As Hurricane Harvey bore down on them, workers remained at the controls of Texas’s biggest nuclear power plant, keeping the lights on for 2 million customers even while some of their own homes were flooded.
Teams of employees have been stationed at the South Texas Project power plant since early Friday. While the site is 90 miles (145 kilometers) southwest of Houston and avoided the worst of the deadly storm, it had to cope with heavy rain and flooding on nearby roads that made it difficult for people to get around.
“Really, it’s a matter of getting the sleep you need so you are prepared and ready for the next shift,” said Bob Tatro, a 30-year veteran at the plant and a shift manager for a storm crew that’s kept the plant operating.
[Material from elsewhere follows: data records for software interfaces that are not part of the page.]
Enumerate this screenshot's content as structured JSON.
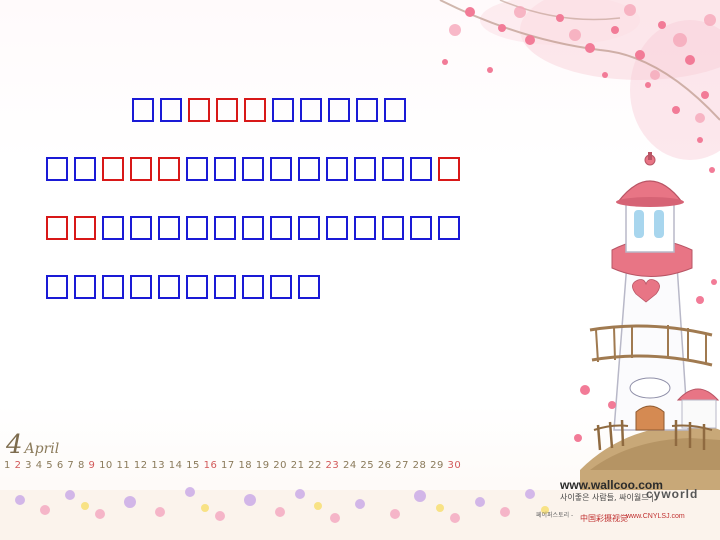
{
  "slide": {
    "text_lines": [
      {
        "glyphs": [
          "b",
          "b",
          "r",
          "r",
          "r",
          "b",
          "b",
          "b",
          "b",
          "b"
        ]
      },
      {
        "glyphs": [
          "b",
          "b",
          "r",
          "r",
          "r",
          "b",
          "b",
          "b",
          "b",
          "b",
          "b",
          "b",
          "b",
          "b",
          "r"
        ]
      },
      {
        "glyphs": [
          "r",
          "r",
          "b",
          "b",
          "b",
          "b",
          "b",
          "b",
          "b",
          "b",
          "b",
          "b",
          "b",
          "b",
          "b"
        ]
      },
      {
        "glyphs": [
          "b",
          "b",
          "b",
          "b",
          "b",
          "b",
          "b",
          "b",
          "b",
          "b"
        ]
      }
    ],
    "colors": {
      "blue_text": "#1a1ad6",
      "red_text": "#d81818"
    }
  },
  "calendar": {
    "month_number": "4",
    "month_name": "April",
    "days": [
      "1",
      "2",
      "3",
      "4",
      "5",
      "6",
      "7",
      "8",
      "9",
      "10",
      "11",
      "12",
      "13",
      "14",
      "15",
      "16",
      "17",
      "18",
      "19",
      "20",
      "21",
      "22",
      "23",
      "24",
      "25",
      "26",
      "27",
      "28",
      "29",
      "30"
    ],
    "highlighted_days": [
      "2",
      "9",
      "16",
      "23",
      "30"
    ]
  },
  "watermark": {
    "site": "www.wallcoo.com",
    "korean_line": "사이좋은 사람들, 싸이월드 |",
    "brand": "cyworld",
    "korean_small": "페이퍼스토리 -",
    "chinese": "中国彩摄视觉",
    "url2": "www.CNYLSJ.com"
  }
}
Despite as many as 10 inches of rain on Monday, the nuclear plant near the Gulf of Mexico hasn’t been threatened by the rising waters in nearby tributaries, Eller said. Winds from Harvey never reached hurricane force at the site, which would have required the plant to shut down, he said. There was no flooding at the facility, which is near a wildlife nature preserve.
Workers have been making sure the site’s storm drains are clear and there is enough potable water, said Kurt Moorefield, a shift manager who has been at the plant since Friday.
“The biggest issue is finding other employees who can safely make it back to the site,” Eller said. Some workers’ homes have flooded and the company was focused not only on keeping the plant running but helping to assist employees displaced by the storm, he said.